Commonly known as butterfly bush, Buddleia (Buddleja) varieties are attractive, low-water and easy-care plants for gardens. Unfortunately, because some of the species has been classified as invasive in some populous areas of the country, misinformation abounds on growing this plant. We will explain the pros and cons of growing butterfly bushes, and list out several types of buddleia that are safe to grow throughout the United States. Here is the good and the bad of buddleia.
Why Are Butterfly Bushes Bad?
First, most buddleias are not native to North America. We agree that we need to favor native plants over non-native ones for several reasons including being better for wildlife in general, and requiring less water to grow.
Second, non-native plants can become invasive. Buddleia davidii plants have been declared invasive in most of the Pacific Northwest, areas along the California coast and on the eastern seaboard. That species also needs a little more water than some varieties as well.

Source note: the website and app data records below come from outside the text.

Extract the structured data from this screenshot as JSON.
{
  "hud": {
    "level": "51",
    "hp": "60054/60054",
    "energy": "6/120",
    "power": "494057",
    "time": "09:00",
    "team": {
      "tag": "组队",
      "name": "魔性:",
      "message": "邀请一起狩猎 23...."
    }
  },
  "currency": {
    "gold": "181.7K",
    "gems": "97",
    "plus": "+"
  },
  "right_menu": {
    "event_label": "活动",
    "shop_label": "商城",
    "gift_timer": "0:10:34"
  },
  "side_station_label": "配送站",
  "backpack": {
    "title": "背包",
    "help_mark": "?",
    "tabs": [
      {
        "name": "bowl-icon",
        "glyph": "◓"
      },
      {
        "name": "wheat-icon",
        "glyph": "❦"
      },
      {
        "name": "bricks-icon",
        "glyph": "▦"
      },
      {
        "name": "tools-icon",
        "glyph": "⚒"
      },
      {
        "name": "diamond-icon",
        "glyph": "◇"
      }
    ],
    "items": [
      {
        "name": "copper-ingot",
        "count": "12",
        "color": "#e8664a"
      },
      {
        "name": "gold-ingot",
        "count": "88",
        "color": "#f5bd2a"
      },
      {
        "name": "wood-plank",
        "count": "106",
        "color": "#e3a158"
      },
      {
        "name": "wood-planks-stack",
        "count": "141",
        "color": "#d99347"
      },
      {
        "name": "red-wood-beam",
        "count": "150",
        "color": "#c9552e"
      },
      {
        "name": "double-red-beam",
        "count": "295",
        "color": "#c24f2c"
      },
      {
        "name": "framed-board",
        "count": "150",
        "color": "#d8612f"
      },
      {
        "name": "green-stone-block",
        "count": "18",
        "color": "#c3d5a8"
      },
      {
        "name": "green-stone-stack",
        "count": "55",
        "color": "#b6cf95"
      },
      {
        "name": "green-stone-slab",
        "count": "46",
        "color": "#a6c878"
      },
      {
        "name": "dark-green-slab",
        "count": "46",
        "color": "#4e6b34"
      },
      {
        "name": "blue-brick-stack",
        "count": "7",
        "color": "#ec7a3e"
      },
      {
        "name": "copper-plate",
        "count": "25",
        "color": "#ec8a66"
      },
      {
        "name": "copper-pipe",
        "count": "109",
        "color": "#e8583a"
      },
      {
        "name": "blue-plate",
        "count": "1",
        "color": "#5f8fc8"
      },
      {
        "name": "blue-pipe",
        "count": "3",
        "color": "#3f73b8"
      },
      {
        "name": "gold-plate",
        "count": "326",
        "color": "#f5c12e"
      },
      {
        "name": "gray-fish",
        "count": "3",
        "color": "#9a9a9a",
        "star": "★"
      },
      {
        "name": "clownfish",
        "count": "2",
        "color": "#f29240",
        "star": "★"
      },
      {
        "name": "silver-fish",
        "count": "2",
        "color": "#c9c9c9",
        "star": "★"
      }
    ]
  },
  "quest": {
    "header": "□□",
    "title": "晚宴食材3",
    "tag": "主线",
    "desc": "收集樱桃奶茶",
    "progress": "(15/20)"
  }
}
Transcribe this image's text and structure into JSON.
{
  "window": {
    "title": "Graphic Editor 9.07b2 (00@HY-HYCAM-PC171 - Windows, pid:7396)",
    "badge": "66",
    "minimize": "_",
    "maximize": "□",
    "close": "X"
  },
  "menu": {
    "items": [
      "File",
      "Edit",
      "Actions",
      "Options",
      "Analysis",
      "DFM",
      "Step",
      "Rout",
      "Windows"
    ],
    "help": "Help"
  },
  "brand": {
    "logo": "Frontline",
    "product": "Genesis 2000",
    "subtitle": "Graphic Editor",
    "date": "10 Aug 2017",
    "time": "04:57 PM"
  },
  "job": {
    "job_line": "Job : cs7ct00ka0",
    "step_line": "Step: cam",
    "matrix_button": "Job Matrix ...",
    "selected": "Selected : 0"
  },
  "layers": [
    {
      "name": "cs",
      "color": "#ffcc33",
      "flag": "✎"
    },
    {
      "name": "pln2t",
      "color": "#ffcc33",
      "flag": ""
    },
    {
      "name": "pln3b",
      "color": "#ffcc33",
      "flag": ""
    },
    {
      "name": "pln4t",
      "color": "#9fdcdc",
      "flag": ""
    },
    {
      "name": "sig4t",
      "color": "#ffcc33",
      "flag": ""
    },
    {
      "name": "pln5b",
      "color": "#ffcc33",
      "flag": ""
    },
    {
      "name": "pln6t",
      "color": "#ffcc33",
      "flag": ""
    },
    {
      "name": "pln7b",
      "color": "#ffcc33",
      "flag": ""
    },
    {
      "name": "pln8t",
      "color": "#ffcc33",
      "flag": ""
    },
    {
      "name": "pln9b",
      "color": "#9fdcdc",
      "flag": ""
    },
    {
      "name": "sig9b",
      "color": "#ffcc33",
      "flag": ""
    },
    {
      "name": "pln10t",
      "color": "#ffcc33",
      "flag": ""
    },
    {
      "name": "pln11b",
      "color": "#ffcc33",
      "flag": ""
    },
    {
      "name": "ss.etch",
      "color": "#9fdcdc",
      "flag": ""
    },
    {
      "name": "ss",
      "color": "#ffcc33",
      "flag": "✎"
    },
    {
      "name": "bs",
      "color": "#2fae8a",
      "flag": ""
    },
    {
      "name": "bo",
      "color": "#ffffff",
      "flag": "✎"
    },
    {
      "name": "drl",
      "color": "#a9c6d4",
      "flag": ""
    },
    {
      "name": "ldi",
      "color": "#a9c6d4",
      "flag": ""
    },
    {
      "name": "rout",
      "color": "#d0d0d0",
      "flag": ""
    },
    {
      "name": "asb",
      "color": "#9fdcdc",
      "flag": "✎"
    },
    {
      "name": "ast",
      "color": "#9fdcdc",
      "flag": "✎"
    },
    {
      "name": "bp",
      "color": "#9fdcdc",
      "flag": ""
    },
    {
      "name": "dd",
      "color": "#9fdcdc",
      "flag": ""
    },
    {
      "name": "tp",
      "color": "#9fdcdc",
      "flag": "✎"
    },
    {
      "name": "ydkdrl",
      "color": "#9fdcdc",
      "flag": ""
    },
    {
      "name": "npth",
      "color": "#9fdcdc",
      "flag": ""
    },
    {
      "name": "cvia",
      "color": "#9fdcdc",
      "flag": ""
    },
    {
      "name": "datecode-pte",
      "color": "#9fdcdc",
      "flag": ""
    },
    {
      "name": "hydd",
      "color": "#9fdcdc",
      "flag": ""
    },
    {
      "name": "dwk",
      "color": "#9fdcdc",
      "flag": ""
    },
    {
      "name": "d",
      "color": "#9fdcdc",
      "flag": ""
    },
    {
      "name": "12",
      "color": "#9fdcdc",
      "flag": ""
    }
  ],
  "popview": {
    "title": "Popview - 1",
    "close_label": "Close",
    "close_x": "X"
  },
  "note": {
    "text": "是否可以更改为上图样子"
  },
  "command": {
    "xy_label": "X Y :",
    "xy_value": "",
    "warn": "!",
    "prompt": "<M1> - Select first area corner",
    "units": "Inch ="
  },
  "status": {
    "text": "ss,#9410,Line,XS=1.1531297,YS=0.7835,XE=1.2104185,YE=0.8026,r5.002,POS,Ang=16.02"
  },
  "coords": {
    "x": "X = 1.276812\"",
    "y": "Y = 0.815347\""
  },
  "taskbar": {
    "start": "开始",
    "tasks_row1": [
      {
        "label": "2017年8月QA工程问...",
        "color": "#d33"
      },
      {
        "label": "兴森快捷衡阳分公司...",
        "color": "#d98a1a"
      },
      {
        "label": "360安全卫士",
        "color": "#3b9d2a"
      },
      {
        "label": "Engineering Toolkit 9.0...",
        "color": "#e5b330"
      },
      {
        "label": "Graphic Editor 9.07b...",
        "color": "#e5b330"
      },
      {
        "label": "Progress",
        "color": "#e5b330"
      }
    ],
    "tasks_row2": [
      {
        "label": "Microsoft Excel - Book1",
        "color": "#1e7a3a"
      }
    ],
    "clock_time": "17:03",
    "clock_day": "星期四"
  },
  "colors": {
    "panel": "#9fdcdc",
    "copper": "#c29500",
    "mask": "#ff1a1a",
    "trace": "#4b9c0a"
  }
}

However, there are counterpoints to both of those concerns. One of the best reasons for choosing natives is ability to adapt to conditions, such as low water use. Well, guess what? Butterfly bush is very drought tolerant after it is established and actually does poorly in soggy conditions too. The other concern about the plants being invasive is easily solved too. There are several buddleia varieties that are native to North America (see below). And you can bet that as soon as plant breeders saw all the fuss about banning butterfly bushes, they got busy. So, there are plenty of sterile varieties available. That means they will not set seeds and make new plants that clutter and invade your landscape.
So when deciding whether or not to plant butterfly bush, just take some precaution on which variety to grow and there should be no downside in growing these beautiful plants!
Why Are Butterfly Bushes Good?
This is one of our favorite plants in the landscape. Here are some of our favorite features of buddleia:
- Butterflies flock to the aptly named plant (although it is not considered a “host” plant, butterflies enjoy the flowers’ nectar). So do hummingbirds. Don't rely on a buddleia as a sole source for helping butterflies, but it can be part of a pollinator landscape.
- Butterfly bushes bloom all summer, can take heat and need no deadheading (if in a dry climate or growing a sterile or noninvasive variety).
- Larger buddleias have winter interest and serve as a landing spot for winter birds.
- Water deeply once each spring after pruning. You only need to water other times during periods extreme heat and drought.
- You can prune butterfly bush to a foot or less above ground in early spring as new growth appears along the lower branches. Also remove dead branches. That’s all it needs to grow and bloom each summer.
- The bush is deer resistant, a big plus for mountain and high desert gardens.
Safe & Non-Invasive Buddleia Varieties
There are some butterfly bushes native to the Southwest United States and new hybrids with sterile flowers. Here are a few examples we recommend trying:
Lo and Behold Series Butterfly Bushes (Sterile)
Miss Series Butterfly Bushes (Sterile)
Native Butterfly Bushes
B. marrubifolia, also known as Orange Wooly Butterfly Bush, is native to the Chihuahuan desert, with whitish foliage and orange flowers.
B. utahensis, or Utah Butterfly Bush, is native to Utah, Arizona, California, and Nevada.